Cholera is like a worse norovirus—except it’s a bacteria. But like norovirus, it causes massive, violent expulsion of fluids from the GI tract—only much, much worse. Cholera leads to dehydration to the point of death.
Luckily, cholera is easy to treat, it’s just hard to get that information to the people most likely to be affected by it. You have to sanitize your water before using it, and make an intense electrolyte formula for anyone who gets sick.
Currently, there’s an outbreak in Mexico. Despite being easy to treat, cholera is so virulent that it’s not unusual for it to spiral into a massive outbreak.
How is it being handled? Colloidal silver! (A huge public information campaign has been paired with the door-to-door delivery of oral serum (I presume a nutrient/electrolyte formula), colloidal silver (to help get rid of the infection, I presume), and chlorine to treat their water.
While you’ll still get a nose up reaction from many people in the US when colloidal silver is mentioned (despite it’s increased use in hospitals to keep medical devices sterile and stop the spread of disease between doctors and patients), poorer countries who still face life threatening diseases like cholera can’t afford to be picky (especially when there’s no sound reason for it!).
The tide will have to turn on popular opinion. Although there’s talk of a virus based replacement for current antibiotics, it is not moving fast enough for the current time-table of when antibiotics will become more or less useless. I hope people don’t remain stubborn about colloidal silver.
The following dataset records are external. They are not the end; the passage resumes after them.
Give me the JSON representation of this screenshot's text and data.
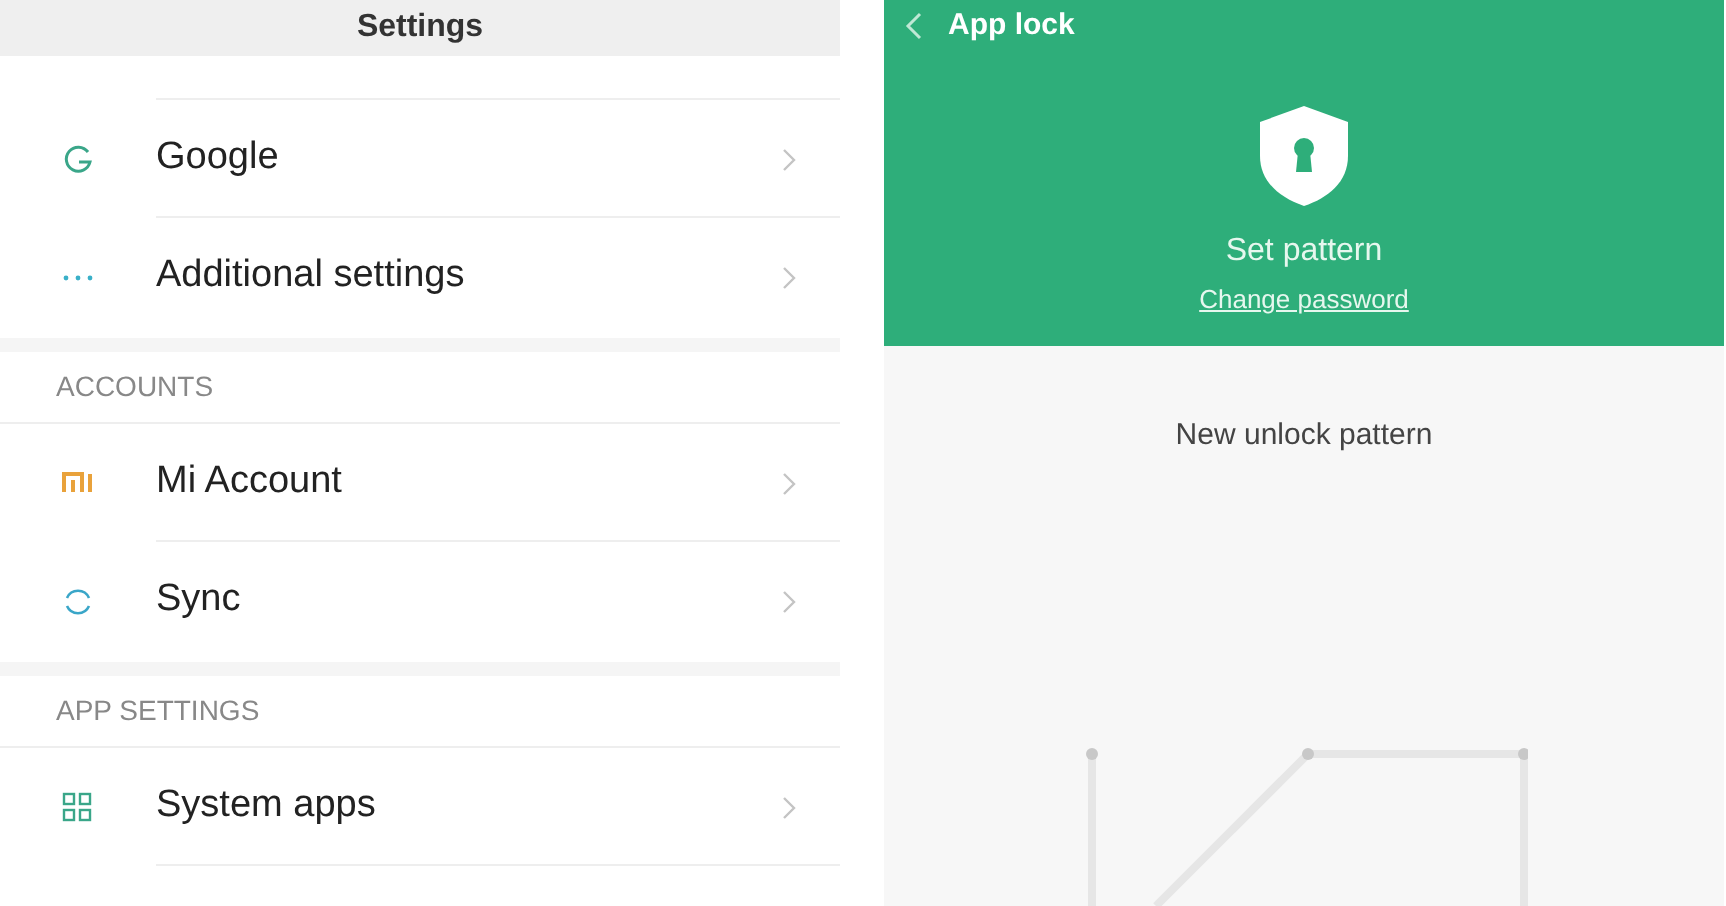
{
  "settings": {
    "title": "Settings",
    "sections": [
      {
        "items": [
          {
            "label": "Google"
          },
          {
            "label": "Additional settings"
          }
        ]
      },
      {
        "header": "ACCOUNTS",
        "items": [
          {
            "label": "Mi Account"
          },
          {
            "label": "Sync"
          }
        ]
      },
      {
        "header": "APP SETTINGS",
        "items": [
          {
            "label": "System apps"
          }
        ]
      }
    ]
  },
  "app_lock": {
    "title": "App lock",
    "heading": "Set pattern",
    "link": "Change password",
    "prompt": "New unlock pattern"
  }
}
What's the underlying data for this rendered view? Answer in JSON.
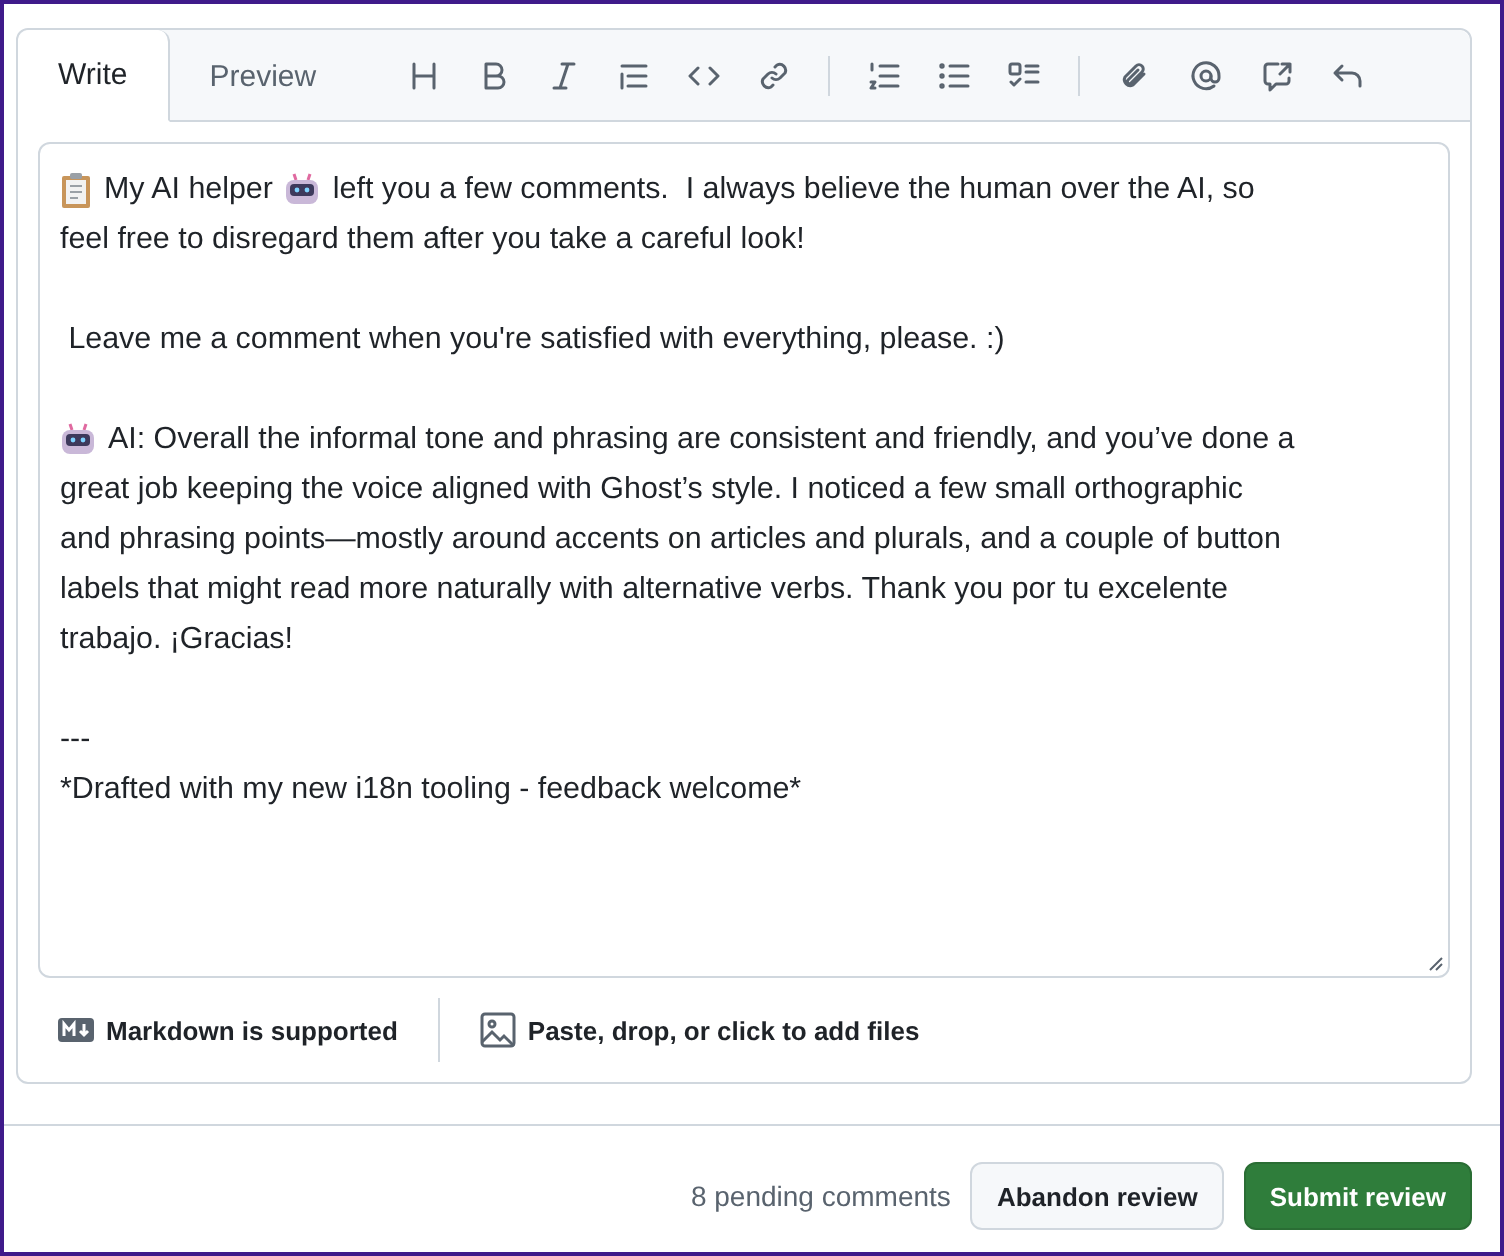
{
  "tabs": [
    {
      "label": "Write",
      "selected": true
    },
    {
      "label": "Preview",
      "selected": false
    }
  ],
  "comment": {
    "paragraphs": [
      {
        "lines": [
          [
            {
              "kind": "clipboard"
            },
            {
              "kind": "text",
              "text": "My AI helper"
            },
            {
              "kind": "robot"
            },
            {
              "kind": "text",
              "text": "left you a few comments.  I always believe the human over the AI, so"
            }
          ],
          [
            {
              "kind": "text",
              "text": "feel free to disregard them after you take a careful look!"
            }
          ]
        ]
      },
      {
        "lines": [
          [
            {
              "kind": "text",
              "text": " Leave me a comment when you're satisfied with everything, please. :)"
            }
          ]
        ]
      },
      {
        "lines": [
          [
            {
              "kind": "robot"
            },
            {
              "kind": "text",
              "text": "AI: Overall the informal tone and phrasing are consistent and friendly, and you’ve done a"
            }
          ],
          [
            {
              "kind": "text",
              "text": "great job keeping the voice aligned with Ghost’s style. I noticed a few small orthographic"
            }
          ],
          [
            {
              "kind": "text",
              "text": "and phrasing points—mostly around accents on articles and plurals, and a couple of button"
            }
          ],
          [
            {
              "kind": "text",
              "text": "labels that might read more naturally with alternative verbs. Thank you por tu excelente"
            }
          ],
          [
            {
              "kind": "text",
              "text": "trabajo. ¡Gracias!"
            }
          ]
        ]
      },
      {
        "lines": [
          [
            {
              "kind": "text",
              "text": "---"
            }
          ],
          [
            {
              "kind": "text",
              "text": "*Drafted with my new i18n tooling - feedback welcome*"
            }
          ]
        ]
      }
    ]
  },
  "markdown_note": "Markdown is supported",
  "attach_hint": "Paste, drop, or click to add files",
  "pending": "8 pending comments",
  "buttons": [
    {
      "label": "Abandon review",
      "kind": "secondary"
    },
    {
      "label": "Submit review",
      "kind": "primary"
    }
  ]
}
After all, I’ve never heard of someone who tried it and didn’t benefit!
What’s your colloidal silver story?